-- Opening Marker --

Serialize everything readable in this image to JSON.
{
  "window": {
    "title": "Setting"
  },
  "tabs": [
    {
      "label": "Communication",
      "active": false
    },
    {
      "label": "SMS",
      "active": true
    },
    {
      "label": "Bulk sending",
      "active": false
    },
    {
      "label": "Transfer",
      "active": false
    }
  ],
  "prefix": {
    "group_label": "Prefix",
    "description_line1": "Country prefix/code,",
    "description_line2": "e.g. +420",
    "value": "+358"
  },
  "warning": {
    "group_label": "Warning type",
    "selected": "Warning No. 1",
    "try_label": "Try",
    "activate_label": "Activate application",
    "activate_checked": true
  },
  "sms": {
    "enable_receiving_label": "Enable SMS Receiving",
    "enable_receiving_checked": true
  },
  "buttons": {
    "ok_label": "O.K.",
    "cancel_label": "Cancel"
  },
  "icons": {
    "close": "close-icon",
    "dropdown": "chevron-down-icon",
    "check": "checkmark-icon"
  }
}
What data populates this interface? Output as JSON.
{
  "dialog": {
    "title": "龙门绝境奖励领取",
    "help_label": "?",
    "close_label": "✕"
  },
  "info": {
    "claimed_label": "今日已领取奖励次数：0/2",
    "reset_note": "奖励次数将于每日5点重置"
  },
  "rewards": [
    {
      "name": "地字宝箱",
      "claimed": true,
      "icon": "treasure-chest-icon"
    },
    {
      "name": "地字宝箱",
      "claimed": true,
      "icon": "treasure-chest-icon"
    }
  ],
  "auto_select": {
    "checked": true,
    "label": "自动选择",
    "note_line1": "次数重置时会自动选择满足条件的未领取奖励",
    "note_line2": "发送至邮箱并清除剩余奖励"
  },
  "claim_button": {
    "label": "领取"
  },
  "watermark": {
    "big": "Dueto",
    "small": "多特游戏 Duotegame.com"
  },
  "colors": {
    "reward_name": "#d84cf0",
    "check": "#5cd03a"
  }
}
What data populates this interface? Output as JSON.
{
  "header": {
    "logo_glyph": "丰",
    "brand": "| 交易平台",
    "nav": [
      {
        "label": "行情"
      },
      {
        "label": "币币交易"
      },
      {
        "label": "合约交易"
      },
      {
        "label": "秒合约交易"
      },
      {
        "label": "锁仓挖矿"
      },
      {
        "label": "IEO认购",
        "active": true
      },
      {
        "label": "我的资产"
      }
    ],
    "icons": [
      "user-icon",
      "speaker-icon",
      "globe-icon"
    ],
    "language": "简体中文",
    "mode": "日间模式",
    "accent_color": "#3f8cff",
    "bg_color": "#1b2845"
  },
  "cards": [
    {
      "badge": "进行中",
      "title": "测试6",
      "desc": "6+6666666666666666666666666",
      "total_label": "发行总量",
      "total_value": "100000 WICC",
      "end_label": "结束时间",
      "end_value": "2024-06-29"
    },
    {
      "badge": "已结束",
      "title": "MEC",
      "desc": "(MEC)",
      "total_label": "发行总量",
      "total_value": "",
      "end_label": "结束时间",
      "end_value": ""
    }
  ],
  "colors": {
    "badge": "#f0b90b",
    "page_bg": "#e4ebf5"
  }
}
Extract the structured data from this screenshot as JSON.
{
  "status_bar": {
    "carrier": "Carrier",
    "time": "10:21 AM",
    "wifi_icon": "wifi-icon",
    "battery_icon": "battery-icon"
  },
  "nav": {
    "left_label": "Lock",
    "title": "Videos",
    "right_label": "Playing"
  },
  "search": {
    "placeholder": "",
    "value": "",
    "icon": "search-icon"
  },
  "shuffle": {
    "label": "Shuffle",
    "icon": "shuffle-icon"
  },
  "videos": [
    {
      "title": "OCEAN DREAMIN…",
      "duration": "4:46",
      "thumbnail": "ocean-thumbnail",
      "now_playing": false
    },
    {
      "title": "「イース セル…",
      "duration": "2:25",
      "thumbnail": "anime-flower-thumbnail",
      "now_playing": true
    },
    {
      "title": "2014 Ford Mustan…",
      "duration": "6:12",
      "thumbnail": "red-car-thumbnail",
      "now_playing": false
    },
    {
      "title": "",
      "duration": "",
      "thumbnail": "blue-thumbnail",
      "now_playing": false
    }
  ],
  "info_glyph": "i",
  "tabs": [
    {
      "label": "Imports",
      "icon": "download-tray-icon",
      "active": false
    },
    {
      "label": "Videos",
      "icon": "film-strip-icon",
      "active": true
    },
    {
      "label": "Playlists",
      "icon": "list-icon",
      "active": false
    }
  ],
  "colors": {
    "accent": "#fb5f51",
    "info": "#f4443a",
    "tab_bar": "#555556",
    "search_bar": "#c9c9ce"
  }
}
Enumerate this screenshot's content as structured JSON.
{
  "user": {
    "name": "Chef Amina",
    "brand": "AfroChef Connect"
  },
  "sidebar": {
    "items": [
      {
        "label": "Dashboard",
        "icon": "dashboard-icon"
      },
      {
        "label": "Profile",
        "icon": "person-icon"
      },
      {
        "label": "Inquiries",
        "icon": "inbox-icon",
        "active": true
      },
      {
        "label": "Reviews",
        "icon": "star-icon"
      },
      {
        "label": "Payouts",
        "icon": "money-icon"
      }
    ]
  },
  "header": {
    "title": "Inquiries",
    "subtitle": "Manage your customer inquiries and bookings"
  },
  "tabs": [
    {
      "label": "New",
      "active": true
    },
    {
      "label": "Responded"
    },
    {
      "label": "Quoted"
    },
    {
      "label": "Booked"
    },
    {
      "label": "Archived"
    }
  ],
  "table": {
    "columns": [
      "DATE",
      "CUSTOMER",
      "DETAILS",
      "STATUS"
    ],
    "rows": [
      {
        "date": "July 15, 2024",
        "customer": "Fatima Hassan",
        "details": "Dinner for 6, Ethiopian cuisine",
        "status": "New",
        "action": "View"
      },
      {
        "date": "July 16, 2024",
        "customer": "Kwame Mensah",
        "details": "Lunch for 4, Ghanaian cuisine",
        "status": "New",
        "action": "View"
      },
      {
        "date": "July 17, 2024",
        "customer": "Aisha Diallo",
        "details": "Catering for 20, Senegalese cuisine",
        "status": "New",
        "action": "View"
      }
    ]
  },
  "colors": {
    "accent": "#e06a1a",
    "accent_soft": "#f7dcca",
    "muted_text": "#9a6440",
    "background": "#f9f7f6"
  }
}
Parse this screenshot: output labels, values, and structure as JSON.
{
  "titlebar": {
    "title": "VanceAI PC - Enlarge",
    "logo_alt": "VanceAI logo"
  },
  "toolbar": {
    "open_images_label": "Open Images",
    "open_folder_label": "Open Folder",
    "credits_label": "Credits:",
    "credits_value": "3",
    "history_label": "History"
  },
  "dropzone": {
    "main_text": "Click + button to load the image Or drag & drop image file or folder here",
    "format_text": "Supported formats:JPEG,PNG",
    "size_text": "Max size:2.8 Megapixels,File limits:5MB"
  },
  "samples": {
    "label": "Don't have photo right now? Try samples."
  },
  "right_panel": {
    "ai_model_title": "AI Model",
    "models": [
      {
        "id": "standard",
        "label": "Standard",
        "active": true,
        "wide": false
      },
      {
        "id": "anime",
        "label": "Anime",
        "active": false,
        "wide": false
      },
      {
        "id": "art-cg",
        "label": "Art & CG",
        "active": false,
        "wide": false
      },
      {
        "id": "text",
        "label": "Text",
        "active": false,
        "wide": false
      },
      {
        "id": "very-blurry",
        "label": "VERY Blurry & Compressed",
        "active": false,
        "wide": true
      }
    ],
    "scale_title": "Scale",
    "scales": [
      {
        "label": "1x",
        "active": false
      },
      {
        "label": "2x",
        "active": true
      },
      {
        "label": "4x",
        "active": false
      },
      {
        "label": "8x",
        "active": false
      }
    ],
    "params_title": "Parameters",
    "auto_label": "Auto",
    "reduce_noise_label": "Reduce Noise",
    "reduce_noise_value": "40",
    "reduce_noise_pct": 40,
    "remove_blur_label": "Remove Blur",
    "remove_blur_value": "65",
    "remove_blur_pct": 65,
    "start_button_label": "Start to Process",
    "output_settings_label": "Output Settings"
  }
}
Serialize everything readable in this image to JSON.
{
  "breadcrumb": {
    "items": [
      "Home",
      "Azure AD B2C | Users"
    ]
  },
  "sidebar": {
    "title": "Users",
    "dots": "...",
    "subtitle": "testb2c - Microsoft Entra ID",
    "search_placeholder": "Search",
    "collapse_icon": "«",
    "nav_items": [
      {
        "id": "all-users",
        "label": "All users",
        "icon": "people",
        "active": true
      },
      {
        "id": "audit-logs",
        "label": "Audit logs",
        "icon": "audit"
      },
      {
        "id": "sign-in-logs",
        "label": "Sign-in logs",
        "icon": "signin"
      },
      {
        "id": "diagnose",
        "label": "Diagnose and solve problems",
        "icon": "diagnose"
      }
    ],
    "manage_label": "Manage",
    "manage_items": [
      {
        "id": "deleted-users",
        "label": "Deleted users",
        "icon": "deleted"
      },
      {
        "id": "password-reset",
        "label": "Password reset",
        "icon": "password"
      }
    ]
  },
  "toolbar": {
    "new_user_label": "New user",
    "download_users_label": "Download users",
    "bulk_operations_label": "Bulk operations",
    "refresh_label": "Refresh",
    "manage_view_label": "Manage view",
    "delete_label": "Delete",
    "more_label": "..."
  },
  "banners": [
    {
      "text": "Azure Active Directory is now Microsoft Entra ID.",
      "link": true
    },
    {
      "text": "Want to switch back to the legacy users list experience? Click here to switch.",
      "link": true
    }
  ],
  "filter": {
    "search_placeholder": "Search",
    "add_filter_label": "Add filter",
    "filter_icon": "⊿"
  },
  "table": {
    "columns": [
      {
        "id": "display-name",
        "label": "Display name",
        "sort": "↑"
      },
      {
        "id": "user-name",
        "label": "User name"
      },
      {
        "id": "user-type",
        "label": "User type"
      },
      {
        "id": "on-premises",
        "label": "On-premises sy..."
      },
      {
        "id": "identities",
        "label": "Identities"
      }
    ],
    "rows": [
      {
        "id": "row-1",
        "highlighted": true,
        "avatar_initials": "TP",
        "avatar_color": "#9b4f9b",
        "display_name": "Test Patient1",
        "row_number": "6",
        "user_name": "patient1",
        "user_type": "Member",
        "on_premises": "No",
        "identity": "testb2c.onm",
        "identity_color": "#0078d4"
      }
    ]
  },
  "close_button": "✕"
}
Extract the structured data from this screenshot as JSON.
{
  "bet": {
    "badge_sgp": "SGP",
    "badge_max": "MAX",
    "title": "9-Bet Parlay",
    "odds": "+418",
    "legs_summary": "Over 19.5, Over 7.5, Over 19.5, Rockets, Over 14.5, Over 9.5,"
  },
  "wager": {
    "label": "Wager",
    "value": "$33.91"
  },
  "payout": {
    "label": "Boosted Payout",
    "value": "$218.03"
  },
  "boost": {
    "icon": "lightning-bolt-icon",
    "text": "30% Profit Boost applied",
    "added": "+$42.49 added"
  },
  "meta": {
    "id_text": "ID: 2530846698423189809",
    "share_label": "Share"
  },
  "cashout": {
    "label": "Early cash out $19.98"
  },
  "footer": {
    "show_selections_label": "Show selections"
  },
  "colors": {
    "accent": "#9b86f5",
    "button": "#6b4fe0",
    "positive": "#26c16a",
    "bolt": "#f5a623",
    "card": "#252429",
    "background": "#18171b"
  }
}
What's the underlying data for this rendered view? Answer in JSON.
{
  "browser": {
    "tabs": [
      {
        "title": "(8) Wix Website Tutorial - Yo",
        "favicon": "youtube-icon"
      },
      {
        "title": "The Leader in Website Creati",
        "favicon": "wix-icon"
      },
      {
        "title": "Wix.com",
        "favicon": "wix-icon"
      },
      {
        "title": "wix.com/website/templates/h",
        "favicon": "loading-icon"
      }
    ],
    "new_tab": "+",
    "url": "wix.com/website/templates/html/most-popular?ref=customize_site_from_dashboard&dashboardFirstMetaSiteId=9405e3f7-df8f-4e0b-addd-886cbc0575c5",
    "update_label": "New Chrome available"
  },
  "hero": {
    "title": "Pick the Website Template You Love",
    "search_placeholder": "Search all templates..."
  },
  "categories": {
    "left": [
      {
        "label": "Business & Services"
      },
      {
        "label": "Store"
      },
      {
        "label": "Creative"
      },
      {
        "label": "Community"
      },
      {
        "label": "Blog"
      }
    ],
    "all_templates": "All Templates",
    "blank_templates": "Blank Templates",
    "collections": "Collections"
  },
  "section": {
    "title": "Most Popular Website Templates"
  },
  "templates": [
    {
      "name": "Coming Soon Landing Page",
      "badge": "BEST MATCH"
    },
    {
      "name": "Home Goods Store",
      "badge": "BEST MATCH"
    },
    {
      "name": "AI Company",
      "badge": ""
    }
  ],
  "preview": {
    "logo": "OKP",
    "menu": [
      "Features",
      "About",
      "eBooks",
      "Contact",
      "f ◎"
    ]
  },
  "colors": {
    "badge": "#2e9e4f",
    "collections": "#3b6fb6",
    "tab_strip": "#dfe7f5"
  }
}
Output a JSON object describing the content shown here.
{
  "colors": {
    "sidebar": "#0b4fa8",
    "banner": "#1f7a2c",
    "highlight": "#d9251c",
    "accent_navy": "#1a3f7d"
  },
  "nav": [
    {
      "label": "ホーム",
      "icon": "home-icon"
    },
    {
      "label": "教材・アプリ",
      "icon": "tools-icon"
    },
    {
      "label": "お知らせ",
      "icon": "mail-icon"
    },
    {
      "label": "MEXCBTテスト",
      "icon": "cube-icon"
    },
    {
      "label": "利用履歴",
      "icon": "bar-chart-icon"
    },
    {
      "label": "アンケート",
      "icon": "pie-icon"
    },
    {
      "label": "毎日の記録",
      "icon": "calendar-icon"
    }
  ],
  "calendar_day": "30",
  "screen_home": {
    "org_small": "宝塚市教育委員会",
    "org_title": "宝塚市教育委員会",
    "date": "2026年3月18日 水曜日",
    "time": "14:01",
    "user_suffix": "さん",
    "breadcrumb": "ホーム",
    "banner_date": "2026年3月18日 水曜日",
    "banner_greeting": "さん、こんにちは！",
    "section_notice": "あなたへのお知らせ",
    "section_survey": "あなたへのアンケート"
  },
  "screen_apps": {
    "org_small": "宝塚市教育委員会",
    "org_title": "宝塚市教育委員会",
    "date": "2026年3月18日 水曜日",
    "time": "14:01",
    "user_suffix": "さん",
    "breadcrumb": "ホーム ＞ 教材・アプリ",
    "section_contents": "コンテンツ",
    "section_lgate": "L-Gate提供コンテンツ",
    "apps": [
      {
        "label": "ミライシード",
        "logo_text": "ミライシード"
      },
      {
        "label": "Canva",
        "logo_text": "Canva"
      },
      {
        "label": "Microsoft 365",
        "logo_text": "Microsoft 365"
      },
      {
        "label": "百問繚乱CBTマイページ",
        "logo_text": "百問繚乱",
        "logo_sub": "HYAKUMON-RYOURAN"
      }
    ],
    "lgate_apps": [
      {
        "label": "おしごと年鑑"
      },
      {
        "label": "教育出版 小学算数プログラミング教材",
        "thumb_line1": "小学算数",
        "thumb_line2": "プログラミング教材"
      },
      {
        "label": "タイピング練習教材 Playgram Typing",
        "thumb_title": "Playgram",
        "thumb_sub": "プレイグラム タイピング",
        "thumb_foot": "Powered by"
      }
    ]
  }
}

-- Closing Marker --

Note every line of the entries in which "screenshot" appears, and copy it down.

Extract the structured data from this screenshot as JSON.
Enumerate this screenshot's content as structured JSON.
Parse this screenshot: output labels, values, and structure as JSON.
Extract the structured data from this screenshot as JSON.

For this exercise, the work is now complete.